• Two EU referendum polls on Monday, from ICM and Survation, suggested the outcome would be close. ICM had "Remain" ahead by one point; Survation had "Leave" ahead by two. The technical journalese term for this is "on a knife-edge". Yesterday two more polls, from ComRes and Ipsos MORI, suggested comfortable leads for the "Remain" vote, by 21 and 26 points respectively. Then we had another poll today, from Lord Ashcroft, suggesting that "Leave" is ahead of "Remain" by nine points.
What is going on? Part of it is down to question wording. Gideon Skinner of Ipsos MORI gave a good example of this from a related subject yesterday. If you ask people if they support "giving 16 and 17 year olds the right to vote" in the referendum, they support it by 52 per cent to 41 per cent. But if you ask if they support "reducing the voting age from 18 to 16", they oppose it by 56 per cent to 37 per cent.
In its referendum question, Ipsos MORI found more support for "Remain" when it asked the actual question that will be on the ballot paper (a 26-point lead), than when it asked the question it has asked in the past, "stay in" or "get out" (a 17-point lead for "stay in").
Lord Ashcroft has a completely different question, which was to ask people to put themselves on a scale of 0 to 100, where 0 means they would definitely vote for the UK to remain in the EU and 100 means they would definitely vote to leave. I have no idea why this should give a higher score for "Leave".
More important, though, is the difference between online and phone polls. Online polls (ICM, Survation and Ashcroft) give more anti-EU results than phone polls (ComRes and Ipsos MORI). Katharine Peacock, Tom Mludzinski and Adam Ludlow of ComRes have written a paper about the difference which ought to be read by anyone trying to understand polling in general and polling on the referendum in particular.
They note the sharp difference between the same EU referendum question, adjusted to the same weights, in their online and phone polls, between a dead heat online and a 21-point lead for "Remain" on the phone.
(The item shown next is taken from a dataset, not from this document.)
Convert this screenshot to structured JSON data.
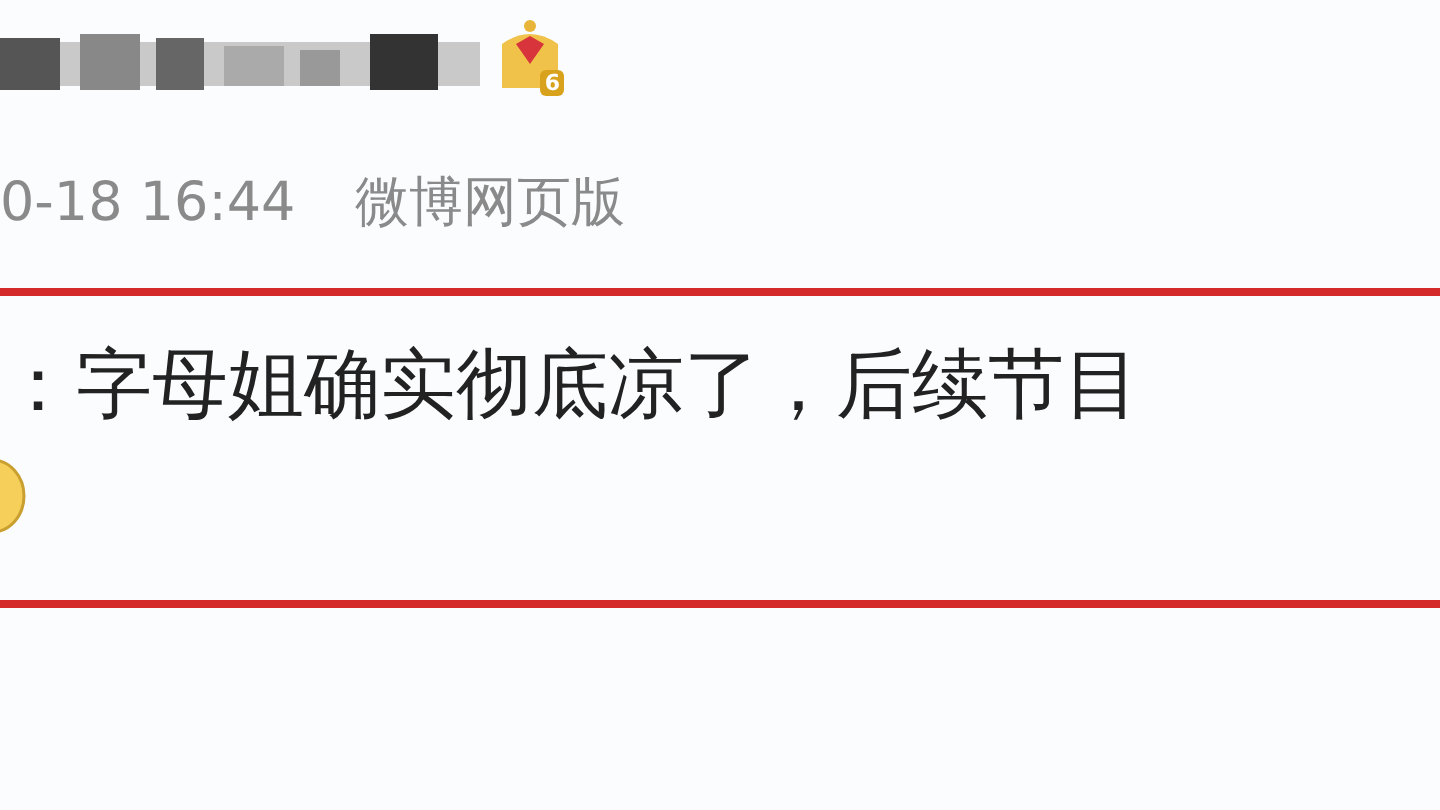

This difference does not show up in general election voting intention. They deduce that the level of engagement of the online panel skews the sample against EU membership, a bias that does not affect party voting intention. They think phone polls are more accurate for the EU referendum, and that "Remain" currently has the advantage.
Of course, predicting votes is about politics, politics, politics. A lot depends on how David Cameron's negotiations go (I think he's winning), and the refugee crisis or the euro could blow up at any time. But at the moment, "Remain" is ahead.
The betting market, incidentally, implies a 62½ per cent probability of a "Remain" vote.
• And finally, thanks to Andy Kind for this:
"It's that magical time of year where a new generation of parents gets to explain that it's 'kin', not 'king'."Reuse content